Pentagon Denies Chinese Accusation of Cover-Up in Nuclear Attack Submarine Crash
Pentagon spokesman John Kirby on Tuesday denied a Chinese accusation that the U.S. is seeking to cover up a submarine collision in the South China Sea.
“It’s an odd way of covering something up when you put out a press release about it,” Kirby said during a press conference when asked about China’s allegation.
Seawolf-class nuclear attack submarine USS Connecticut (SSN-22) hit an unknown object while underwater on Oct. 2, injuring 11 sailors, USNI News previously reported.
The Navy has not yet said what Connecticut struck, and Kirby referred reporters to the Navy when asked. USNI News previously reported that it was not another vessel.
It took the Navy five days to release information on the crash, which prompted Chinese Foreign Ministry spokesman Zhao Lijian to question the details about the collision, according to a transcript of the foreign ministry’s Monday press conference.
“Such irresponsible attitude and stonewalling and cover-up practice only make the international community more suspicious of the US intention and details of the accident,” Zhao said, according to the transcript.
Zhao called on the United States to clarify the location of the accident, if there was any nuclear leakage and if the crash will affect fishery, according to the statement.

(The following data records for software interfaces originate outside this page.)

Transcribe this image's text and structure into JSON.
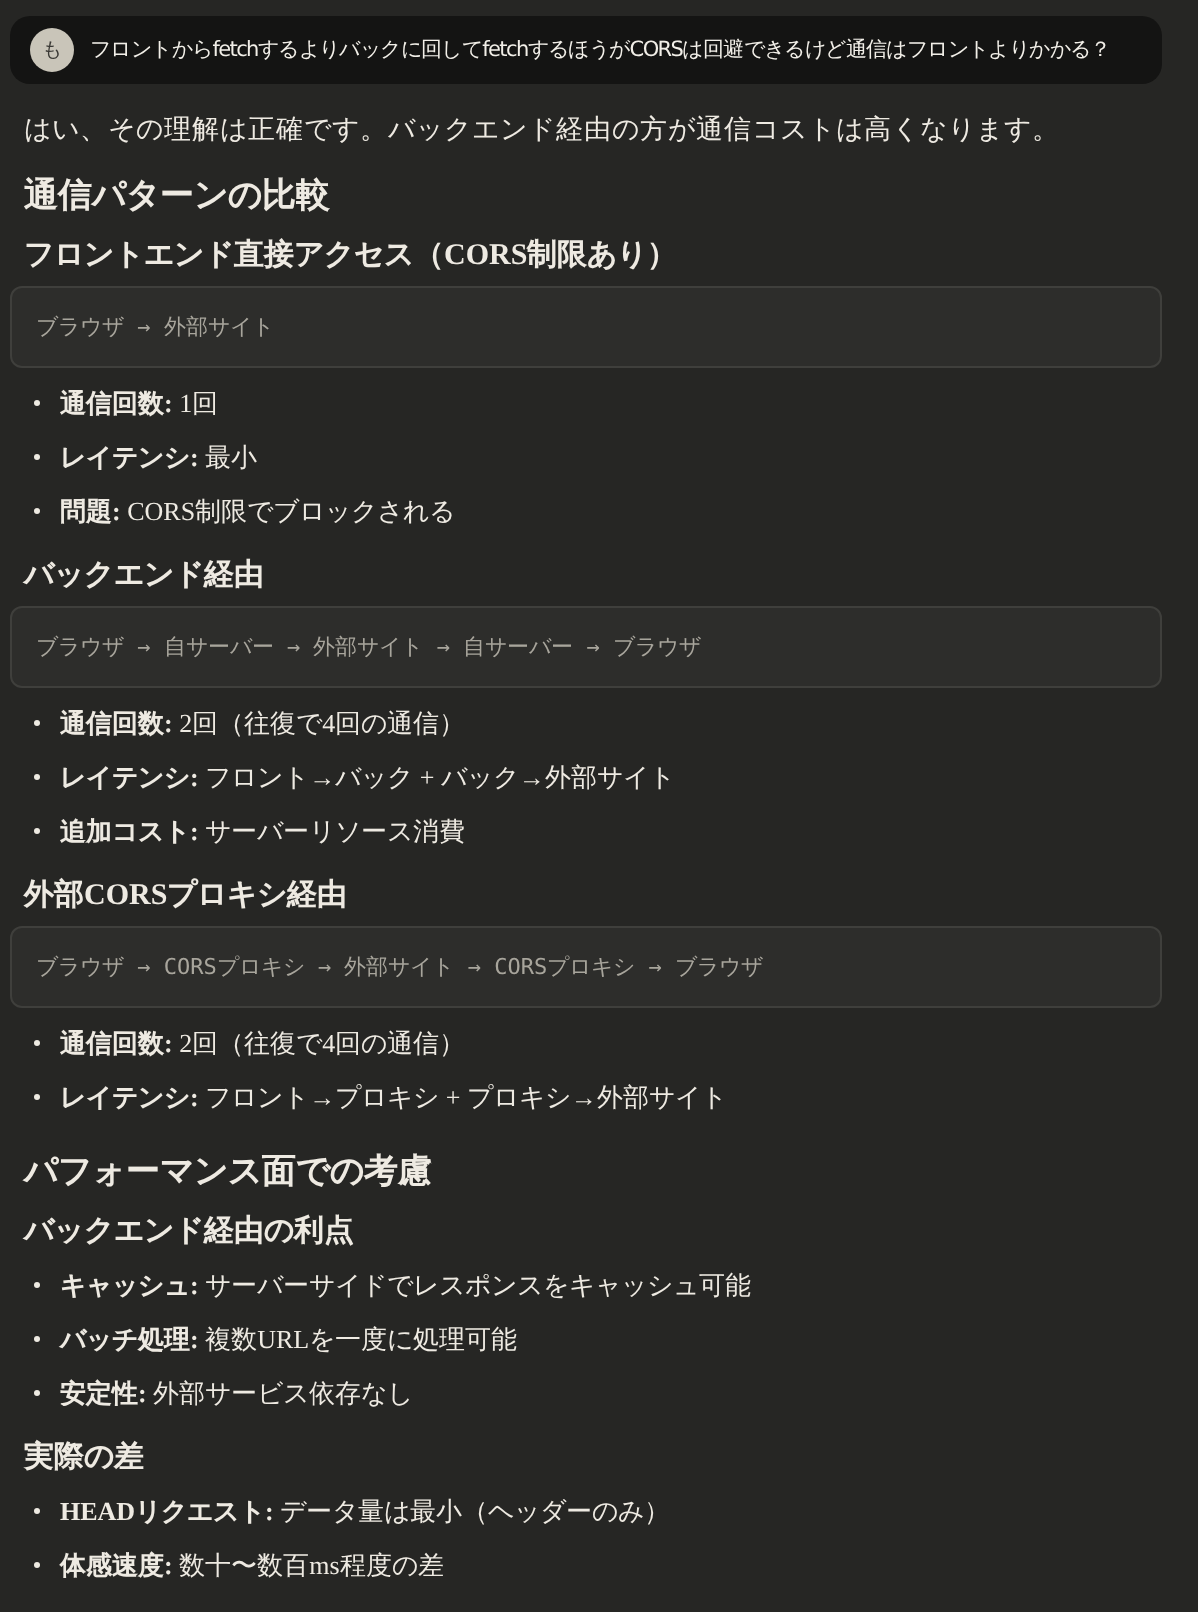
{
  "user_message": {
    "avatar": "も",
    "text": "フロントからfetchするよりバックに回してfetchするほうがCORSは回避できるけど通信はフロントよりかかる？"
  },
  "blocks": [
    {
      "kind": "paragraph",
      "text": "はい、その理解は正確です。バックエンド経由の方が通信コストは高くなります。"
    },
    {
      "kind": "h2",
      "text": "通信パターンの比較"
    },
    {
      "kind": "h3",
      "text": "フロントエンド直接アクセス（CORS制限あり）"
    },
    {
      "kind": "code",
      "text": "ブラウザ → 外部サイト"
    },
    {
      "kind": "list",
      "items": [
        "**通信回数:** 1回",
        "**レイテンシ:** 最小",
        "**問題:** CORS制限でブロックされる"
      ]
    },
    {
      "kind": "h3",
      "text": "バックエンド経由"
    },
    {
      "kind": "code",
      "text": "ブラウザ → 自サーバー → 外部サイト → 自サーバー → ブラウザ"
    },
    {
      "kind": "list",
      "items": [
        "**通信回数:** 2回（往復で4回の通信）",
        "**レイテンシ:** フロント→バック + バック→外部サイト",
        "**追加コスト:** サーバーリソース消費"
      ]
    },
    {
      "kind": "h3",
      "text": "外部CORSプロキシ経由"
    },
    {
      "kind": "code",
      "text": "ブラウザ → CORSプロキシ → 外部サイト → CORSプロキシ → ブラウザ"
    },
    {
      "kind": "list",
      "items": [
        "**通信回数:** 2回（往復で4回の通信）",
        "**レイテンシ:** フロント→プロキシ + プロキシ→外部サイト"
      ]
    },
    {
      "kind": "h2",
      "text": "パフォーマンス面での考慮"
    },
    {
      "kind": "h3",
      "text": "バックエンド経由の利点"
    },
    {
      "kind": "list",
      "items": [
        "**キャッシュ:** サーバーサイドでレスポンスをキャッシュ可能",
        "**バッチ処理:** 複数URLを一度に処理可能",
        "**安定性:** 外部サービス依存なし"
      ]
    },
    {
      "kind": "h3",
      "text": "実際の差"
    },
    {
      "kind": "list",
      "items": [
        "**HEADリクエスト:** データ量は最小（ヘッダーのみ）",
        "**体感速度:** 数十〜数百ms程度の差"
      ]
    }
  ]
}
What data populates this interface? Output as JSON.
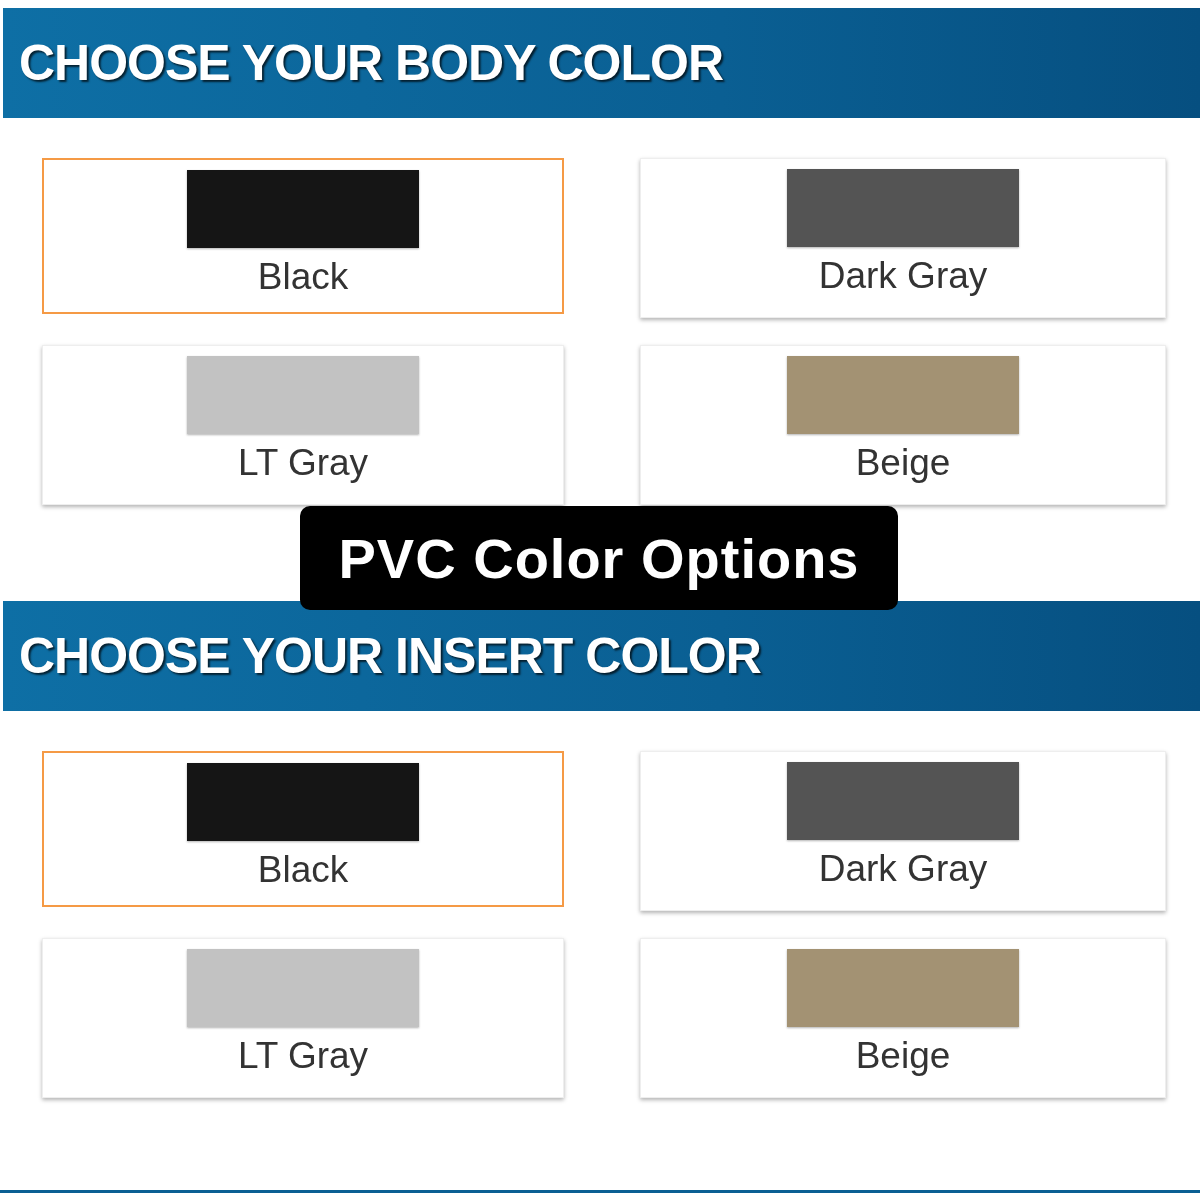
{
  "sections": [
    {
      "title": "CHOOSE YOUR BODY COLOR",
      "swatches": [
        {
          "label": "Black",
          "color": "#151515",
          "selected": true
        },
        {
          "label": "Dark Gray",
          "color": "#545454",
          "selected": false
        },
        {
          "label": "LT Gray",
          "color": "#c2c2c2",
          "selected": false
        },
        {
          "label": "Beige",
          "color": "#a39273",
          "selected": false
        }
      ]
    },
    {
      "title": "CHOOSE YOUR INSERT COLOR",
      "swatches": [
        {
          "label": "Black",
          "color": "#151515",
          "selected": true
        },
        {
          "label": "Dark Gray",
          "color": "#545454",
          "selected": false
        },
        {
          "label": "LT Gray",
          "color": "#c2c2c2",
          "selected": false
        },
        {
          "label": "Beige",
          "color": "#a39273",
          "selected": false
        }
      ]
    }
  ],
  "caption": "PVC Color Options"
}
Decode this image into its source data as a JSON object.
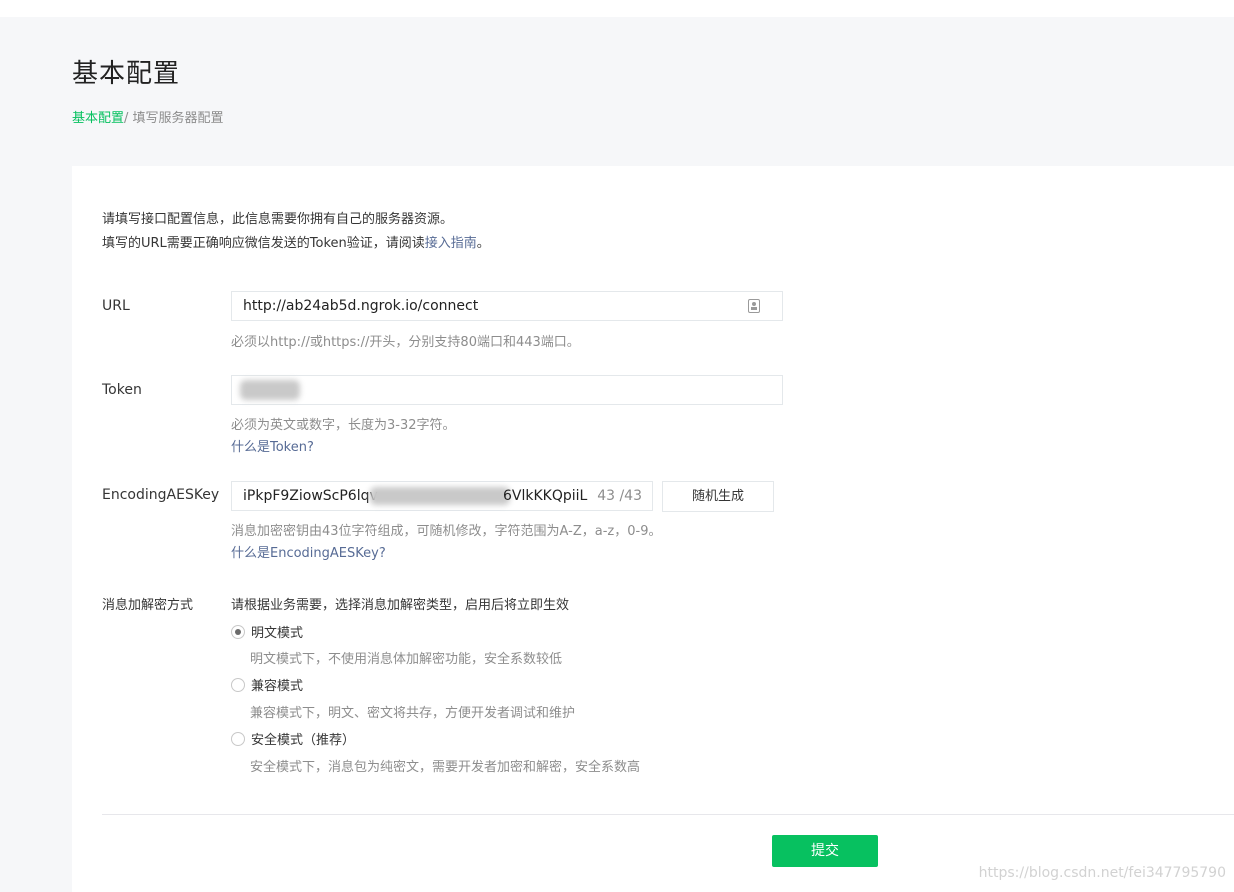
{
  "page": {
    "title": "基本配置",
    "breadcrumb_link": "基本配置",
    "breadcrumb_separator": "/ ",
    "breadcrumb_current": "填写服务器配置"
  },
  "intro": {
    "line1": "请填写接口配置信息，此信息需要你拥有自己的服务器资源。",
    "line2_prefix": "填写的URL需要正确响应微信发送的Token验证，请阅读",
    "line2_link": "接入指南",
    "line2_suffix": "。"
  },
  "fields": {
    "url": {
      "label": "URL",
      "value": "http://ab24ab5d.ngrok.io/connect",
      "hint": "必须以http://或https://开头，分别支持80端口和443端口。",
      "icon": "contact-card-icon"
    },
    "token": {
      "label": "Token",
      "value": "",
      "hint": "必须为英文或数字，长度为3-32字符。",
      "help_link": "什么是Token?"
    },
    "aes": {
      "label": "EncodingAESKey",
      "value_start": "iPkpF9ZiowScP6lqv",
      "value_end": "6VlkKKQpiiL",
      "counter": "43 /43",
      "random_button": "随机生成",
      "hint": "消息加密密钥由43位字符组成，可随机修改，字符范围为A-Z，a-z，0-9。",
      "help_link": "什么是EncodingAESKey?"
    }
  },
  "encryption": {
    "label": "消息加解密方式",
    "desc": "请根据业务需要，选择消息加解密类型，启用后将立即生效",
    "options": [
      {
        "label": "明文模式",
        "desc": "明文模式下，不使用消息体加解密功能，安全系数较低",
        "checked": true
      },
      {
        "label": "兼容模式",
        "desc": "兼容模式下，明文、密文将共存，方便开发者调试和维护",
        "checked": false
      },
      {
        "label": "安全模式（推荐）",
        "desc": "安全模式下，消息包为纯密文，需要开发者加密和解密，安全系数高",
        "checked": false
      }
    ]
  },
  "submit_label": "提交",
  "watermark": "https://blog.csdn.net/fei347795790",
  "colors": {
    "accent": "#07c160",
    "link": "#576b95",
    "hint": "#8d8d8d",
    "background": "#f6f7f9"
  }
}
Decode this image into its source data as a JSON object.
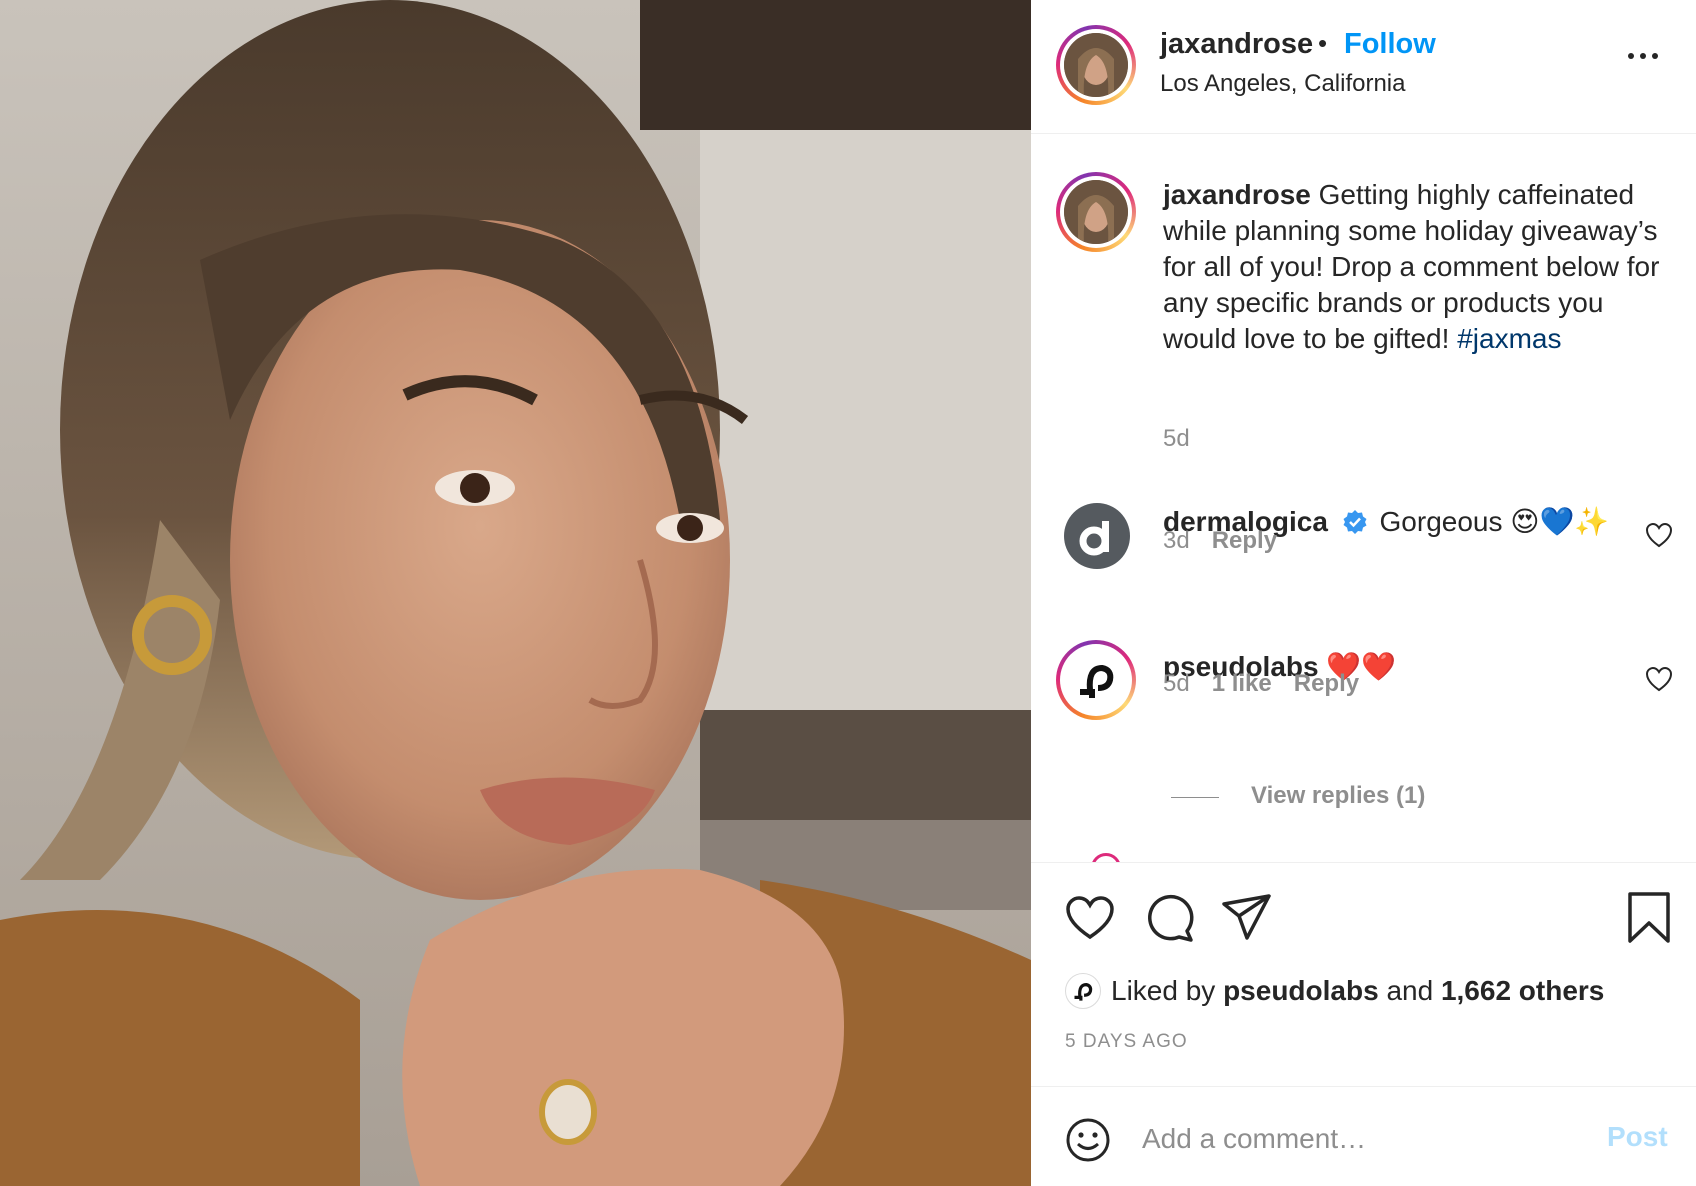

“The US side should take a responsible attitude, give a detailed account of what happened as soon as possible and make a satisfactory explanation to the international community and regional countries,” he said.